Data Routed Cellular Communication Apps that work on iPod and other similar devices that are not phones but have an internet connection - thereby turning the non- phone devise into a 'phone' already Exist. The digital revolution is all taking place via software, up and down the stack – from new database technologies, through new operating systems, all the way up to the apps, which are mostly the tip of the software iceberg that the carriers are crashing into.
If scientist get their way nano technology may tilt the scales towards mobile devices streaming more data. As the United States play catch up with the rest of the world in data speeds it open the doors to so many possibilities such as AT&T announcing that in five years they will be giving up all copper line and going with all fiber infrastructure. The end game is this eventually technology will continue to advance increasing in bandwidth computing power and storage capacity. These are the biggest three factors in communication that will dominate human perception of technology.
In Sweden they are more or less getting rid of copper wires. The field is open for high transition data more or less to any device. I can see a market field that slowly but surely out competes legacy PBX to form into something more cloud enabled. It will be a major change in the telecom business for years to come. Old rules will fade out and be replaced with new communication policies among companies. But I would say that it will have the same touch and feel like ten years ago when everything turned into IP. In Sweden hasn’t seen a fantastic movement to true unified communication solutions yet. The customers are not yet ready to go "all in" on front edge technology and to implement. But the race has started and I would guess that the Gismo glasses and other things will be put into action far sooner than IP Telephony 15 years back in time. 
British Telecom aims to shut down traditional phone network to help it battle US tech giants. BT is calling on the communications watchdog to let it scrap the traditional telephone network, as part of a campaign to loosen regulations that it says will help telecoms companies compete better with US internet companies such as Apple and Facebook. The telecoms giant is planning to move all domestic and business customers to internet-based voice calls within a decade, but under current Ofcom rules must continue to provide a traditional phone service.
To look forward from the present is incredibly hard, if not impossible. But if you have enough foresight, you can put together pieces of an incredibly complex puzzle to get an idea of what the future might hold. To do that you need to look far and wide at available technologies. You also need to look at research projects, scientific experiments, prototypes and patent ideas. And more than anything, you need to think about the benefits future technologies will provide.

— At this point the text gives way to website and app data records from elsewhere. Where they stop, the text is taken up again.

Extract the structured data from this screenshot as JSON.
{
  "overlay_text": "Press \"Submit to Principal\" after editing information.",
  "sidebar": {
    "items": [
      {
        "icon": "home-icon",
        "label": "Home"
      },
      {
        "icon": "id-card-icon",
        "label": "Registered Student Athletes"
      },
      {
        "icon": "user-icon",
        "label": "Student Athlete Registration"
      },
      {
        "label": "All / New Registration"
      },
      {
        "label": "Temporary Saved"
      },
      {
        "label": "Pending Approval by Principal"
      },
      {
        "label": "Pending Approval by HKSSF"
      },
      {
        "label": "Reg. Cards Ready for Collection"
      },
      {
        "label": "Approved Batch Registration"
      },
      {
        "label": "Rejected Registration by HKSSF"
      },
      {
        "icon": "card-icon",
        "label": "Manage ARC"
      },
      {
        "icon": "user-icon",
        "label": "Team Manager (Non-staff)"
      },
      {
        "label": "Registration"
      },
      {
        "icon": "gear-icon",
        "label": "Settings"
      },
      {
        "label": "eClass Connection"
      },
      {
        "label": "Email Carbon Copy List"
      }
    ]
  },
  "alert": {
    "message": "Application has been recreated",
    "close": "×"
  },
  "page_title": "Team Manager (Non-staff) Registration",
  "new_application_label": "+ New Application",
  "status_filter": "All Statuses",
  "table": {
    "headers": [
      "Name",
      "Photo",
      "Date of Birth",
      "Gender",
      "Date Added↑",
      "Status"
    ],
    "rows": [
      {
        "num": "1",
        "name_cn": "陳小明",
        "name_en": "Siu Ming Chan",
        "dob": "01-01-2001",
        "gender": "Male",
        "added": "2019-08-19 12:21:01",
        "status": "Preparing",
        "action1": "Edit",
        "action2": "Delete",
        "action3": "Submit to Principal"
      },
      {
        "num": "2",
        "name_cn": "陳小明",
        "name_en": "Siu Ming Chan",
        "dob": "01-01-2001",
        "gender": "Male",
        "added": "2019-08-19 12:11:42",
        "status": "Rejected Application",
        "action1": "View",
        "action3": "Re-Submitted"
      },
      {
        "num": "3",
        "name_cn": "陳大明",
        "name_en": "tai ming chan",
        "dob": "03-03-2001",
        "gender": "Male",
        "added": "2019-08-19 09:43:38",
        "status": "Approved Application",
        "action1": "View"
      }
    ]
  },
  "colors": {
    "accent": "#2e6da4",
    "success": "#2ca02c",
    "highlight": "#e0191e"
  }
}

To think about the future of mobile technology, you need to consider that the phone is just a medium of communication. At the core of the phone — email, WhatsApp, Viber, SnapChat, Twitter, etc — is simple human-to-human communication. And the evolution and revolution of mobile devices over the years always comes back to one question: How can we make this easier and more efficient?